EXERCISE DIRECTIONS:
Search the records below for the word "duration". Copy each line where it occurs.

===== DATA FOR PROCESSING

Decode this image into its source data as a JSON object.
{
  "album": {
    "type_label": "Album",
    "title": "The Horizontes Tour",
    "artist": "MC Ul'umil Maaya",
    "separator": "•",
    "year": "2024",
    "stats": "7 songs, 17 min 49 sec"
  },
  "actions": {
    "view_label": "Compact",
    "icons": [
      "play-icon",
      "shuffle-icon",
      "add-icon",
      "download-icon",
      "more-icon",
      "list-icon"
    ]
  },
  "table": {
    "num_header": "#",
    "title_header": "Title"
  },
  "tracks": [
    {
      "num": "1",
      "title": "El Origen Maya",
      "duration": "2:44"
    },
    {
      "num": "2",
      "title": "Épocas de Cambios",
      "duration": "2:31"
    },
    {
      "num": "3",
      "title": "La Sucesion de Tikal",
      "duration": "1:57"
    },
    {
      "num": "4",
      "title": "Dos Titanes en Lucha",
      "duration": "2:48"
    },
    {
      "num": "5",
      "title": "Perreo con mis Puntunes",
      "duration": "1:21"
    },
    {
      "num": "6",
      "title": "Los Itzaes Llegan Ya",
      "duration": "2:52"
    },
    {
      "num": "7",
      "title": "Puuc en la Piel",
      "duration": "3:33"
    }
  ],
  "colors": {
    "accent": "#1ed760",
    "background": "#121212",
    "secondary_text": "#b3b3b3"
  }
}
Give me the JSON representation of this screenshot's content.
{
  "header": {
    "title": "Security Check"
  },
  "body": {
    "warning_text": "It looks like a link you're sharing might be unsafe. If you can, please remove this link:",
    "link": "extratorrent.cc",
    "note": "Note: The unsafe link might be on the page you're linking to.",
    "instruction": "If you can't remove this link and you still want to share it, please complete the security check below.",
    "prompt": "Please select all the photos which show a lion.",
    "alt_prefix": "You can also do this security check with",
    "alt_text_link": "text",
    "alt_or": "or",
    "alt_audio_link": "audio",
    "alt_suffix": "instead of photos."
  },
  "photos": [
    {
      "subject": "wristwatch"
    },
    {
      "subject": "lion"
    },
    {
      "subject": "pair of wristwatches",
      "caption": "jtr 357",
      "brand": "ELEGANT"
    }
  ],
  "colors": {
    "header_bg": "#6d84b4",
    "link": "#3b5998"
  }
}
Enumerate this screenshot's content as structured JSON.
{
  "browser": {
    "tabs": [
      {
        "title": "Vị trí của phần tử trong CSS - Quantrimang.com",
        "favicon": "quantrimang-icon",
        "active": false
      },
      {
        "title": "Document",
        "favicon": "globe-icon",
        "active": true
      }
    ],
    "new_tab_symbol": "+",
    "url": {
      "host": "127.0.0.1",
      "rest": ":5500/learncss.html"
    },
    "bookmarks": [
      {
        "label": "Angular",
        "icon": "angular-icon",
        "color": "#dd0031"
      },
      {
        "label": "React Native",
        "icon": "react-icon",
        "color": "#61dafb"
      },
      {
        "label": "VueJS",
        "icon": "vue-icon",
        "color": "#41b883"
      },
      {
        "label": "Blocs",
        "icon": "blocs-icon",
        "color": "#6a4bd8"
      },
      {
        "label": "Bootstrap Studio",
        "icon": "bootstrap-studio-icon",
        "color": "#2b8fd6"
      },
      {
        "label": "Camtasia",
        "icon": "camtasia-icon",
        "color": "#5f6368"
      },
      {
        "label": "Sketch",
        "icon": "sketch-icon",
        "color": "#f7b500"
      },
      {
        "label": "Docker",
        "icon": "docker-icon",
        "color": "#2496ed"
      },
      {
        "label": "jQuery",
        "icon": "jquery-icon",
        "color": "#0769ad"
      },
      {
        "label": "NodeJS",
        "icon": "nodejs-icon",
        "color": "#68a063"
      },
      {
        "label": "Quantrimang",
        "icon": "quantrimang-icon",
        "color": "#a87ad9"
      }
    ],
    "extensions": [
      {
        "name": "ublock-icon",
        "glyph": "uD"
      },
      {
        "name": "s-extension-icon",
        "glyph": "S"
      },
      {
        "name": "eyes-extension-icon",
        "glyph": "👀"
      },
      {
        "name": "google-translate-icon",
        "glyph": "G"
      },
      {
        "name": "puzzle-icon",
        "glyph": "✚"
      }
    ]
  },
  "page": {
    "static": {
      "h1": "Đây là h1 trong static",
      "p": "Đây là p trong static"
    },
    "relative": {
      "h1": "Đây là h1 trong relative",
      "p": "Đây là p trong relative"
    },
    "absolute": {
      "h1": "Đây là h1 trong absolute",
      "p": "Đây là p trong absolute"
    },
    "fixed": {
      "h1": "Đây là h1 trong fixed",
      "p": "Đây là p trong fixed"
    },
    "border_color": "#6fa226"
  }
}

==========

EXPECTED ANSWER:
      "duration": "2:44"
      "duration": "2:31"
      "duration": "1:57"
      "duration": "2:48"
      "duration": "1:21"
      "duration": "2:52"
      "duration": "3:33"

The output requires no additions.